╔══

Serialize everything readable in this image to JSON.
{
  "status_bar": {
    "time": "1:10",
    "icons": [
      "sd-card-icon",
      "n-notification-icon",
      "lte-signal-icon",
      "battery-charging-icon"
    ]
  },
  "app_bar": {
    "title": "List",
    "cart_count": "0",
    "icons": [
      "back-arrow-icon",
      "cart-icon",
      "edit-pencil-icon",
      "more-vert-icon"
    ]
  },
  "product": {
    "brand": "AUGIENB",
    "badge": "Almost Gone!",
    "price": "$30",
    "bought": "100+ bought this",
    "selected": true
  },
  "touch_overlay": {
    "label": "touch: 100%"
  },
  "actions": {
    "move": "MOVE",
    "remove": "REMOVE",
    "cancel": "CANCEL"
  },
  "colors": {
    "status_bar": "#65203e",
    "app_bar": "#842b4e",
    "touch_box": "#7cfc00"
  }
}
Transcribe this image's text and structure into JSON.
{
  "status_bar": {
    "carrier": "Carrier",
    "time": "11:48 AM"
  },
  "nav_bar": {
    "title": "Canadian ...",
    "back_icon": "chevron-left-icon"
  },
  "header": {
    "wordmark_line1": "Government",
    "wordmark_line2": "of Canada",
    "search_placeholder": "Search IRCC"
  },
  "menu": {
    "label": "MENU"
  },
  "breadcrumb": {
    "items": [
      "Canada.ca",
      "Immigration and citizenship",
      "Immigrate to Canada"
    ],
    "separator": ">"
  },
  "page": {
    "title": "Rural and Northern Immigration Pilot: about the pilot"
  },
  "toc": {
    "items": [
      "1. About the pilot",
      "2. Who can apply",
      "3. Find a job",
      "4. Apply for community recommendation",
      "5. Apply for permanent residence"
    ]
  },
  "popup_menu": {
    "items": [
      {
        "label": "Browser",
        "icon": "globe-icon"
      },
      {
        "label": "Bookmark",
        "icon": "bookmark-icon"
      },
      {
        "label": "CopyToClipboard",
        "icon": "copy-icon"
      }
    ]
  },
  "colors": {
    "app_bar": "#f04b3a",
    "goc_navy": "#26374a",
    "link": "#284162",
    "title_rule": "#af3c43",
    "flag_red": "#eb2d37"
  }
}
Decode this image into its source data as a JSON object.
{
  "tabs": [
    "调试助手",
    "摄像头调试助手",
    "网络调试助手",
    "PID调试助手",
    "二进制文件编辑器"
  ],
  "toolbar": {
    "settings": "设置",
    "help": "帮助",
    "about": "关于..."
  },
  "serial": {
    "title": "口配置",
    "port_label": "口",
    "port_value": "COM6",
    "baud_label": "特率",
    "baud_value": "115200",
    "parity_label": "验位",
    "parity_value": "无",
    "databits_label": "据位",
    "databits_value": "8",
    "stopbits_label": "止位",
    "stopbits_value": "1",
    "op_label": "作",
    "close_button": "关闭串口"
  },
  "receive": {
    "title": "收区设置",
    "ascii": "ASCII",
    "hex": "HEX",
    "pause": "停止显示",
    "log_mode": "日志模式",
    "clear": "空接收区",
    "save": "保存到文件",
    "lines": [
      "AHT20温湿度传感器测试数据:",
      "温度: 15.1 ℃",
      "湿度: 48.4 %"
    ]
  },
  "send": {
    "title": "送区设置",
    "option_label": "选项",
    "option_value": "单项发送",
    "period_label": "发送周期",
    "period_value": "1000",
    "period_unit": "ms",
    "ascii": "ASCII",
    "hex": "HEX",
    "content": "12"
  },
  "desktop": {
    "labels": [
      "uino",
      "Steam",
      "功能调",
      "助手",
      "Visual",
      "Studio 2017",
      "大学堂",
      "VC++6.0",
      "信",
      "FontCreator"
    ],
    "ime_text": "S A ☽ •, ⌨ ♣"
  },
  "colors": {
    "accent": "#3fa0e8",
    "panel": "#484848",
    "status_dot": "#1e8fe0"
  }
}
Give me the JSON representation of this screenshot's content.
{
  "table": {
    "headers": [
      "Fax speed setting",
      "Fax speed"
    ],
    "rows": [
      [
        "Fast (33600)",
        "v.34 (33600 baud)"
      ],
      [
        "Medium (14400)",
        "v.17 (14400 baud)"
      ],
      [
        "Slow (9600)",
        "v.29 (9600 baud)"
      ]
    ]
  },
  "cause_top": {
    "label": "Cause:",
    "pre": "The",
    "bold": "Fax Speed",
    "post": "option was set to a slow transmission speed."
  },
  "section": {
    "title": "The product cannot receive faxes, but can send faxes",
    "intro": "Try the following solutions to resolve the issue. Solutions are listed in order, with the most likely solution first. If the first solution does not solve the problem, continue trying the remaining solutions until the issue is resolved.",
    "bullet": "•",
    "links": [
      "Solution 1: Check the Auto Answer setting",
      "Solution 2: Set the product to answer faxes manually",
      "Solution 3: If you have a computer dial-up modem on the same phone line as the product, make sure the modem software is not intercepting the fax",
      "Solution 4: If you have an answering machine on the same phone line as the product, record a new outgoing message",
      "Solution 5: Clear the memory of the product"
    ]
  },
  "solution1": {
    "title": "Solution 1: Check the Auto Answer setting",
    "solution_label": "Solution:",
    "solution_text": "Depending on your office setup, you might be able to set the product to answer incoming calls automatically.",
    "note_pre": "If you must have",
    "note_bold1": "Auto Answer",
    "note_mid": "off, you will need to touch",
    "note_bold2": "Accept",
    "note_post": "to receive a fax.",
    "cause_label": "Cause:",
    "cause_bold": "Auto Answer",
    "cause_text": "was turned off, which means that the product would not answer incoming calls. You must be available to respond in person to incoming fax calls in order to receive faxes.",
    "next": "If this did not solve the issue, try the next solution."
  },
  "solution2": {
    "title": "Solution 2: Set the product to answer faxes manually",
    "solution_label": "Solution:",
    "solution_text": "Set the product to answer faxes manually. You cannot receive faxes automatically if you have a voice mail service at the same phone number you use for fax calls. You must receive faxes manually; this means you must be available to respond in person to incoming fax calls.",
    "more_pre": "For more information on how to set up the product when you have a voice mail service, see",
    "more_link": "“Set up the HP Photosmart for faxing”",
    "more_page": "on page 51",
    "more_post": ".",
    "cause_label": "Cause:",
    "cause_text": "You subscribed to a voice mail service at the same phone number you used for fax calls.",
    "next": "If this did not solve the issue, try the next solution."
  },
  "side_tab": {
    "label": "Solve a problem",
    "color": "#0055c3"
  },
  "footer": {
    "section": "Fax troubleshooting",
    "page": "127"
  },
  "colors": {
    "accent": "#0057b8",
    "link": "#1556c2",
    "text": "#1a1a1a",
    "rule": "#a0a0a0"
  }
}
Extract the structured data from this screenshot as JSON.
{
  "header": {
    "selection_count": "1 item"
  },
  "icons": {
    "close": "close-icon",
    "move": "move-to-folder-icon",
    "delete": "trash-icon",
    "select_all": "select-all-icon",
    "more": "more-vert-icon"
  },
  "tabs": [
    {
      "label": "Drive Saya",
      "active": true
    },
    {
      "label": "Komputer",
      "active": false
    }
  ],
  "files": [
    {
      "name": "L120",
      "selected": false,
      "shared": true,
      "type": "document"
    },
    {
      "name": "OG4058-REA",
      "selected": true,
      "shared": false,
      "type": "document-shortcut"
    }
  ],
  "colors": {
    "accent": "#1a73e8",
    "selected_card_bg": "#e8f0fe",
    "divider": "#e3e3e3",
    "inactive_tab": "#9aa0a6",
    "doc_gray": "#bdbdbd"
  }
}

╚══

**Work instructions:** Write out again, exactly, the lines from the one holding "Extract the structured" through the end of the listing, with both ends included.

**Expected answer:**
Extract the structured data from this screenshot as JSON.
{
  "header": {
    "selection_count": "1 item"
  },
  "icons": {
    "close": "close-icon",
    "move": "move-to-folder-icon",
    "delete": "trash-icon",
    "select_all": "select-all-icon",
    "more": "more-vert-icon"
  },
  "tabs": [
    {
      "label": "Drive Saya",
      "active": true
    },
    {
      "label": "Komputer",
      "active": false
    }
  ],
  "files": [
    {
      "name": "L120",
      "selected": false,
      "shared": true,
      "type": "document"
    },
    {
      "name": "OG4058-REA",
      "selected": true,
      "shared": false,
      "type": "document-shortcut"
    }
  ],
  "colors": {
    "accent": "#1a73e8",
    "selected_card_bg": "#e8f0fe",
    "divider": "#e3e3e3",
    "inactive_tab": "#9aa0a6",
    "doc_gray": "#bdbdbd"
  }
}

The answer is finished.